by Tjalling
So, you're using "acute" strictly as a measure of test duration, and not to mean "short term survival", I guess (there is often confusion about this in ecotox). In that case, I would define "acute" not as an absolute time period but relative to the life cycle of the species (at that temperature). There are many animals that complete their whole life cycle in a week, easily :D .

To fit a DEBtox model, without using any a priori information, you would need growth and reproduction data over a good part of the life cycle. To short and you won't be able to fit all basic parameters (and the tox data you probably cannot fit either). If you do use a priori information (e.g., from add-my-pet, from other experimental work, or "educated guesses"), you would be able to parameterise the basic model.

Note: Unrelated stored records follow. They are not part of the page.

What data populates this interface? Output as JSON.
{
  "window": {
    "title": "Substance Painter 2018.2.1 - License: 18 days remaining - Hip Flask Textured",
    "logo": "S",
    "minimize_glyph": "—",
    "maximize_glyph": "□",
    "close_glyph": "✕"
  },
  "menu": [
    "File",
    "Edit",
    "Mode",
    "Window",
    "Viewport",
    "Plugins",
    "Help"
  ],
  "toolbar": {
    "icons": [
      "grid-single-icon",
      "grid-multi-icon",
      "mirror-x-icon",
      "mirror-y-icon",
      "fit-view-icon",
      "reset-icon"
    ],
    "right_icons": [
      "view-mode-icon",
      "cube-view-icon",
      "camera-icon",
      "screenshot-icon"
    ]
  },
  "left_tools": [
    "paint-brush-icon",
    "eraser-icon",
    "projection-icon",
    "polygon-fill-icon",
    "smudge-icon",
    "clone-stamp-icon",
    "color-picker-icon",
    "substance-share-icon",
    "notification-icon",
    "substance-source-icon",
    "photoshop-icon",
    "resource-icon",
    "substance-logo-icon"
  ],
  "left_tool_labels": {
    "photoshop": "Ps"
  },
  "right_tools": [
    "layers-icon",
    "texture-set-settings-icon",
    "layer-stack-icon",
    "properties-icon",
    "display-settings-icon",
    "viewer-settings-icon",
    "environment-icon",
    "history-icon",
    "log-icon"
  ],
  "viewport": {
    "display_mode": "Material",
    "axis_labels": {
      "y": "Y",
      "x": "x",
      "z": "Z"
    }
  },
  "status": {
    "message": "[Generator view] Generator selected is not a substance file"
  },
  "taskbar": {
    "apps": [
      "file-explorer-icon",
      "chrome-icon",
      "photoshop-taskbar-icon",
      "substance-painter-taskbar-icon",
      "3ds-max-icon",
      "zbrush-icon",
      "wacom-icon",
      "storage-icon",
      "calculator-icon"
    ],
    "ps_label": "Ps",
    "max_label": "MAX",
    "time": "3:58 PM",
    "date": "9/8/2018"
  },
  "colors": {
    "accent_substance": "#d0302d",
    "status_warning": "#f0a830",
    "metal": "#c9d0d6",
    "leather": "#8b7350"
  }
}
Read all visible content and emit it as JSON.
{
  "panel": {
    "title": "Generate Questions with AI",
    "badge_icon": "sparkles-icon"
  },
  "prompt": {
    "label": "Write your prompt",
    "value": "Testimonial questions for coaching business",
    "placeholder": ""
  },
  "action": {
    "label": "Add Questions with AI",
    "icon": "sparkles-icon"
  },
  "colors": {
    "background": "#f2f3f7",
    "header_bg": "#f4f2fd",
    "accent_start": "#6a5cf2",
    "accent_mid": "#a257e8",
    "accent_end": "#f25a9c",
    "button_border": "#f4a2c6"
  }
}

However, there would be no way to tell if it is actually working as it should, so it would not be very convincing IMO. Second problem would be whether you can establish the mode of action in a short test, and the third problem whether there is enough information to parameterise the TKTD module. As you said: you need to have substantial effects to fit the model, and even fast and strong toxicity will take time to have a clear effect on growth and reproduction, relative to the control (for survival that would be much easier, but we have GUTS for that).

My guess is that these problems will rapidly make the whole exercise rather futile on "too short" experiments, but I must admit that I haven't tried. I will have a look in the archive to see if there are examples for very short tests, but I think there's good reasons why they are so scarce ;) .

Re: Are DEBtox models applicable for acute exposure data?

Posted: Mon Nov 29, 2021 1:50 pm
by Annika M.-D.
Thanks Tjalling! :)
I think you made some good points. I would be interested if you can dig something up. Or maybe someone else reading this remembers a study example.

Another angle to this question is, whether it makes sense to use "acute" data for validation. I guess this should not be such a big problem, once the parameters are properly estimated. Any thoughts on that?

Re: Are DEBtox models applicable for acute exposure data?

Posted: Tue Nov 30, 2021 12:01 pm
by Tjalling
For validation, you can be a bit more flexible since you would not need to fit the model to the data set. However, for a convincing proof that the calibrated model can predict something, you would still need to be able to see effects. If the test is too short to really spot effects on growth and reproduction, it would also not help in validation.

I have given this whole issue a bit more thought, as I think it is an interesting one. I think the problem with effects on growth and reproduction is that we cannot measure the rate of the process. We can only measure the integrated result over time (body size, number of produced eggs). So a change in a process rate always needs a bit of time to show up as a measurable effect in the integrated, observable, endpoint. Now, if we could measure process rates, the situation would be different. For example, we can measure respiration rate of an animal. This is a bit difficult to interpret since multiple processes contribute to respiration. However, it should be easier to work with short experiments to get meaningful results.

Maybe this is also a place where 'biomarkers' may play a role. If such a marker can be linked to a mass flow in a DEB model ...